Only 25 of these bad boys are made each day so I made sure to get there early on a gorgeous Saturday afternoon. Luckily there was only a short wait that flew by with a couple of prosecco cocktails!
The meatball ($13) had a nice course texture in a lovely marinara that was not too tangy with just a touch of sweetness (I ate all of that sauce with bread afterwards!). I do think that the meatball was under seasoned and begged for a bit more salt.
As advertised, it was topped with burrata.
Burrata (pronounced bur-RAW-tah), it is a thin pouch of mozzarella encasing a creamy mixture. Most often this filling is stracciatella (“little rags” of mozzarella) and cream. But my favorite is a ricotta or mascarpone and mozzarella filling. Often times fresh and light cheeses like this are served too cold but letting this gem come up to full room temperature allows the creaminess to come forward and you can appreciate the milky freshness and delicate decadence. For all of the oozing, burrata is not a heavy cheese and makes a delightful appetizer especially topped with a grassy olive oil and salt (the flakier the better).
Now I don’t know if it’s my cheese headed-ness but I really felt that there was not enough burrata (as if there *could* be enough burrata!) to balance the richness of the meatball and sauce. After 2 – 3 bites the cheese was gone… so sad. The meatball was good but I think more burrata would have made it great.
Good thing I was with a cheese buddy and we ordered another meatball with a mushroom robiola sauce ($15) poured over the gigantic meatball tableside.
Robiolas are an extremely varied cheese catagory. They can be made with cow, goat or sheep milk or a mixture of all milk. In their young phase, the paste sings with a bright, sour tangy-ness and creamy texture. I prefer mixed milks robiolas as they tend to have more character and hefty body.
I’m not sure what kind of robiola was used in this dish but it was AMAZING! I mean, stop in your tracks wonderful. I feel this is the star of the meatball menu. The mushrooms were the perfect bridge between meat and cheese – accentuating both. Most importantly for me, there was enough of both sauces so each bite got an equal tomato and cheese kick. Ah divine….

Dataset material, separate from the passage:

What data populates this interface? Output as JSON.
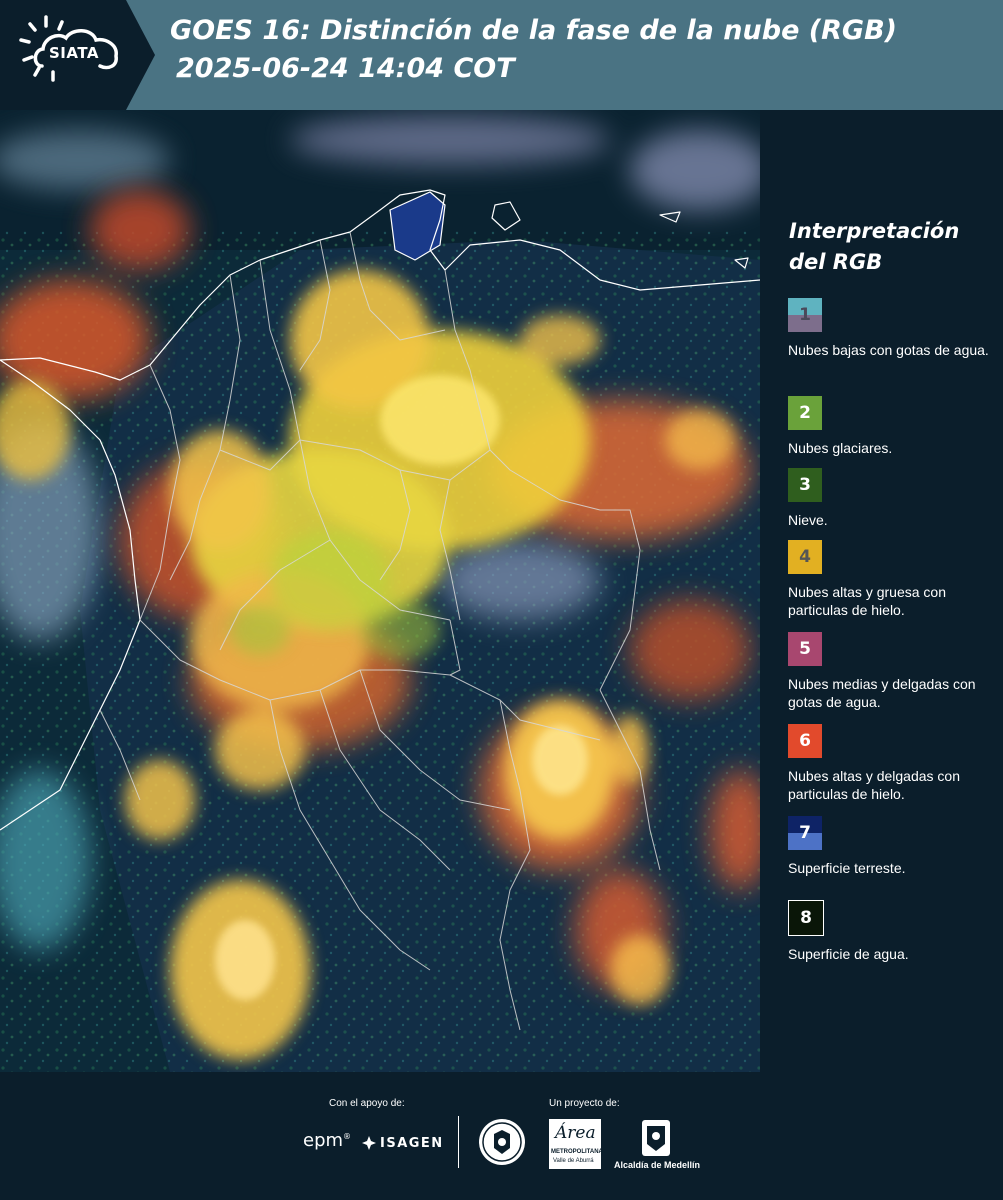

With all of the meatball action I had no room to try the pizzas Tony’s is known for but here are a few snapshoots to make you drool…
~ will work for cheese ~